### Required action
The entries shown here must be retyped in full, with no pictures included.

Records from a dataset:
*** Begin section ***
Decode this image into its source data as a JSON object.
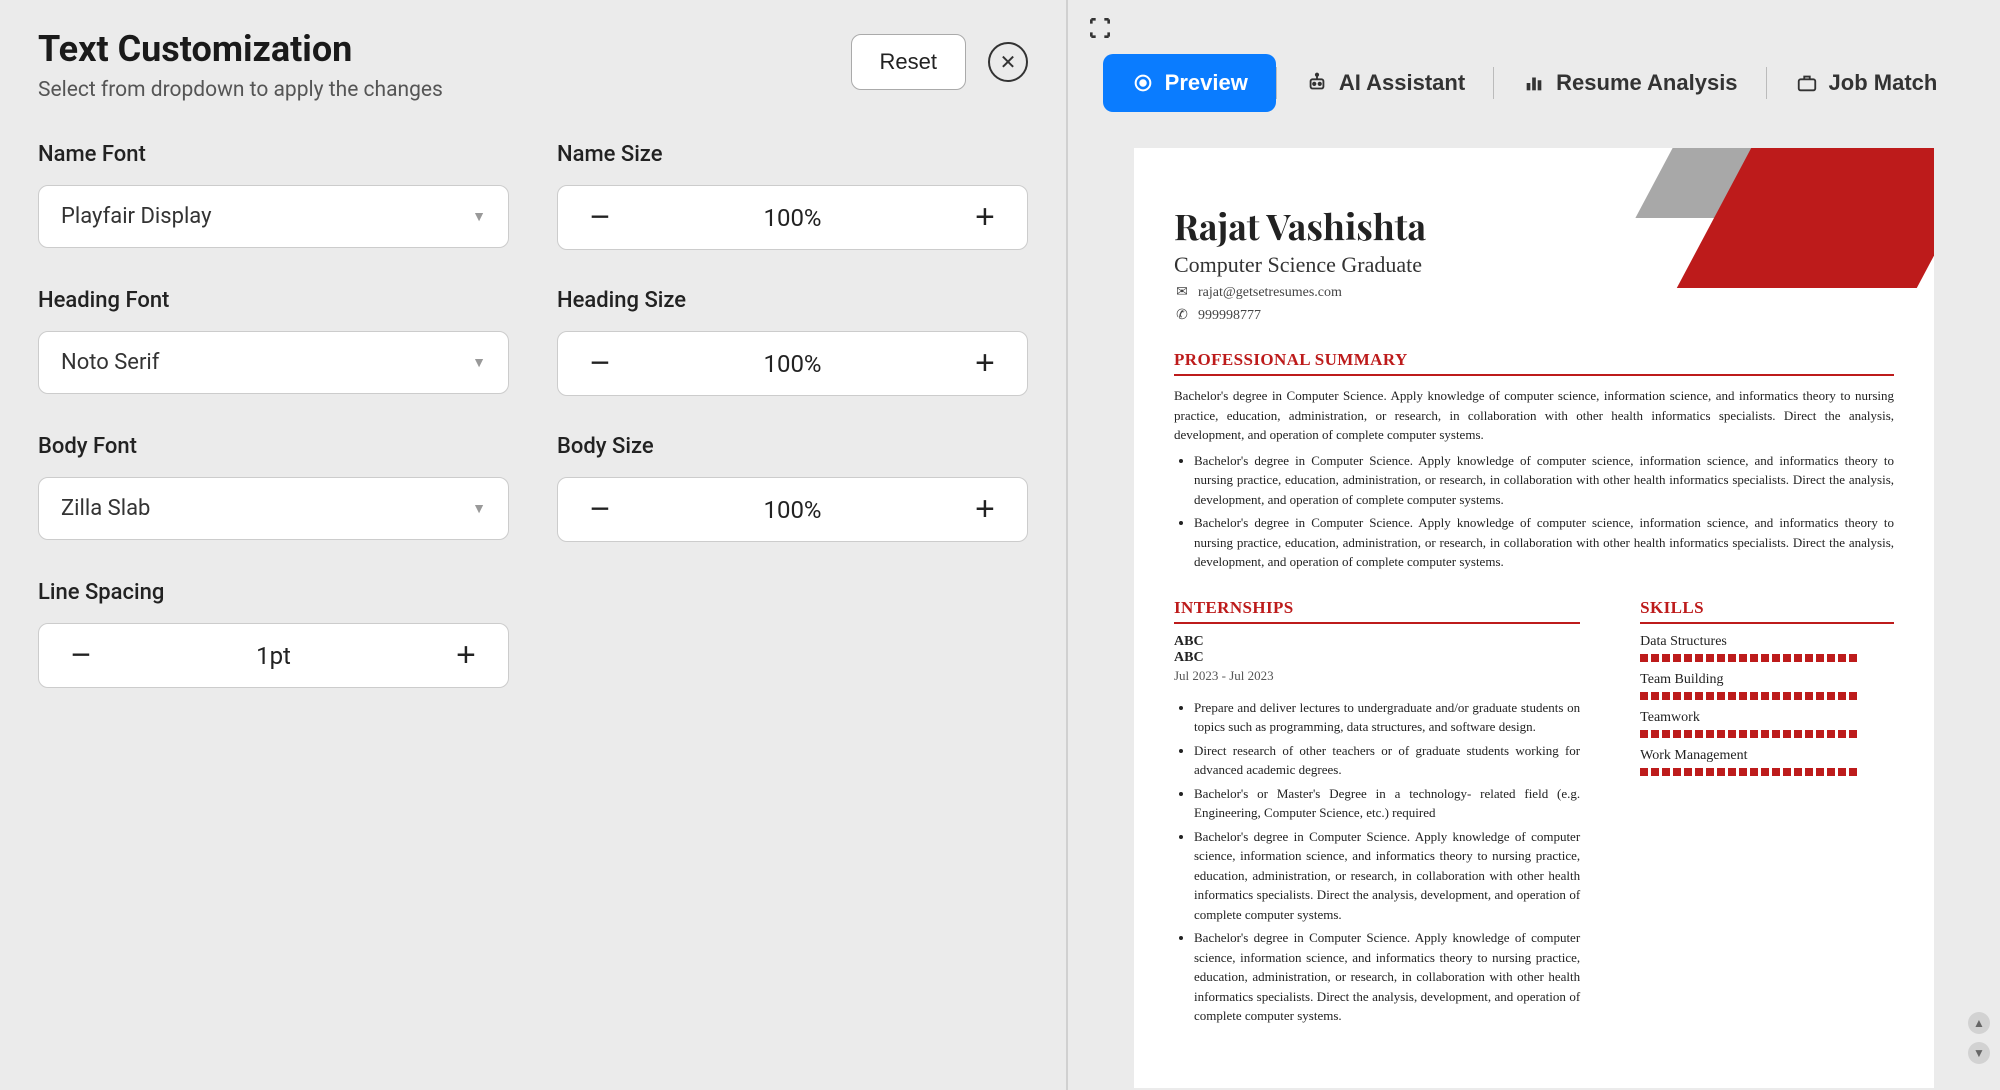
{
  "panel": {
    "title": "Text Customization",
    "subtitle": "Select from dropdown to apply the changes",
    "reset": "Reset"
  },
  "fields": {
    "nameFont": {
      "label": "Name Font",
      "value": "Playfair Display"
    },
    "nameSize": {
      "label": "Name Size",
      "value": "100%"
    },
    "headingFont": {
      "label": "Heading Font",
      "value": "Noto Serif"
    },
    "headingSize": {
      "label": "Heading Size",
      "value": "100%"
    },
    "bodyFont": {
      "label": "Body Font",
      "value": "Zilla Slab"
    },
    "bodySize": {
      "label": "Body Size",
      "value": "100%"
    },
    "lineSpacing": {
      "label": "Line Spacing",
      "value": "1pt"
    }
  },
  "tabs": {
    "preview": "Preview",
    "ai": "AI Assistant",
    "analysis": "Resume Analysis",
    "jobmatch": "Job Match"
  },
  "resume": {
    "name": "Rajat Vashishta",
    "role": "Computer Science Graduate",
    "email": "rajat@getsetresumes.com",
    "phone": "999998777",
    "sections": {
      "summary": {
        "title": "PROFESSIONAL SUMMARY",
        "text": "Bachelor's degree in Computer Science. Apply knowledge of computer science, information science, and informatics theory to nursing practice, education, administration, or research, in collaboration with other health informatics specialists. Direct the analysis, development, and operation of complete computer systems.",
        "bullets": [
          "Bachelor's degree in Computer Science. Apply knowledge of computer science, information science, and informatics theory to nursing practice, education, administration, or research, in collaboration with other health informatics specialists. Direct the analysis, development, and operation of complete computer systems.",
          "Bachelor's degree in Computer Science. Apply knowledge of computer science, information science, and informatics theory to nursing practice, education, administration, or research, in collaboration with other health informatics specialists. Direct the analysis, development, and operation of complete computer systems."
        ]
      },
      "internships": {
        "title": "INTERNSHIPS",
        "company": "ABC",
        "role": "ABC",
        "dates": "Jul 2023 - Jul 2023",
        "bullets": [
          "Prepare and deliver lectures to undergraduate and/or graduate students on topics such as programming, data structures, and software design.",
          "Direct research of other teachers or of graduate students working for advanced academic degrees.",
          "Bachelor's or Master's Degree in a technology- related field (e.g. Engineering, Computer Science, etc.) required",
          "Bachelor's degree in Computer Science. Apply knowledge of computer science, information science, and informatics theory to nursing practice, education, administration, or research, in collaboration with other health informatics specialists. Direct the analysis, development, and operation of complete computer systems.",
          " Bachelor's degree in Computer Science. Apply knowledge of computer science, information science, and informatics theory to nursing practice, education, administration, or research, in collaboration with other health informatics specialists. Direct the analysis, development, and operation of complete computer systems."
        ]
      },
      "skills": {
        "title": "SKILLS",
        "items": [
          "Data Structures",
          "Team Building",
          "Teamwork",
          "Work Management"
        ]
      }
    }
  }
}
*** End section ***
### Expected answer
Decode this image into its source data as a JSON object.
{
  "panel": {
    "title": "Text Customization",
    "subtitle": "Select from dropdown to apply the changes",
    "reset": "Reset"
  },
  "fields": {
    "nameFont": {
      "label": "Name Font",
      "value": "Playfair Display"
    },
    "nameSize": {
      "label": "Name Size",
      "value": "100%"
    },
    "headingFont": {
      "label": "Heading Font",
      "value": "Noto Serif"
    },
    "headingSize": {
      "label": "Heading Size",
      "value": "100%"
    },
    "bodyFont": {
      "label": "Body Font",
      "value": "Zilla Slab"
    },
    "bodySize": {
      "label": "Body Size",
      "value": "100%"
    },
    "lineSpacing": {
      "label": "Line Spacing",
      "value": "1pt"
    }
  },
  "tabs": {
    "preview": "Preview",
    "ai": "AI Assistant",
    "analysis": "Resume Analysis",
    "jobmatch": "Job Match"
  },
  "resume": {
    "name": "Rajat Vashishta",
    "role": "Computer Science Graduate",
    "email": "rajat@getsetresumes.com",
    "phone": "999998777",
    "sections": {
      "summary": {
        "title": "PROFESSIONAL SUMMARY",
        "text": "Bachelor's degree in Computer Science. Apply knowledge of computer science, information science, and informatics theory to nursing practice, education, administration, or research, in collaboration with other health informatics specialists. Direct the analysis, development, and operation of complete computer systems.",
        "bullets": [
          "Bachelor's degree in Computer Science. Apply knowledge of computer science, information science, and informatics theory to nursing practice, education, administration, or research, in collaboration with other health informatics specialists. Direct the analysis, development, and operation of complete computer systems.",
          "Bachelor's degree in Computer Science. Apply knowledge of computer science, information science, and informatics theory to nursing practice, education, administration, or research, in collaboration with other health informatics specialists. Direct the analysis, development, and operation of complete computer systems."
        ]
      },
      "internships": {
        "title": "INTERNSHIPS",
        "company": "ABC",
        "role": "ABC",
        "dates": "Jul 2023 - Jul 2023",
        "bullets": [
          "Prepare and deliver lectures to undergraduate and/or graduate students on topics such as programming, data structures, and software design.",
          "Direct research of other teachers or of graduate students working for advanced academic degrees.",
          "Bachelor's or Master's Degree in a technology- related field (e.g. Engineering, Computer Science, etc.) required",
          "Bachelor's degree in Computer Science. Apply knowledge of computer science, information science, and informatics theory to nursing practice, education, administration, or research, in collaboration with other health informatics specialists. Direct the analysis, development, and operation of complete computer systems.",
          " Bachelor's degree in Computer Science. Apply knowledge of computer science, information science, and informatics theory to nursing practice, education, administration, or research, in collaboration with other health informatics specialists. Direct the analysis, development, and operation of complete computer systems."
        ]
      },
      "skills": {
        "title": "SKILLS",
        "items": [
          "Data Structures",
          "Team Building",
          "Teamwork",
          "Work Management"
        ]
      }
    }
  }
}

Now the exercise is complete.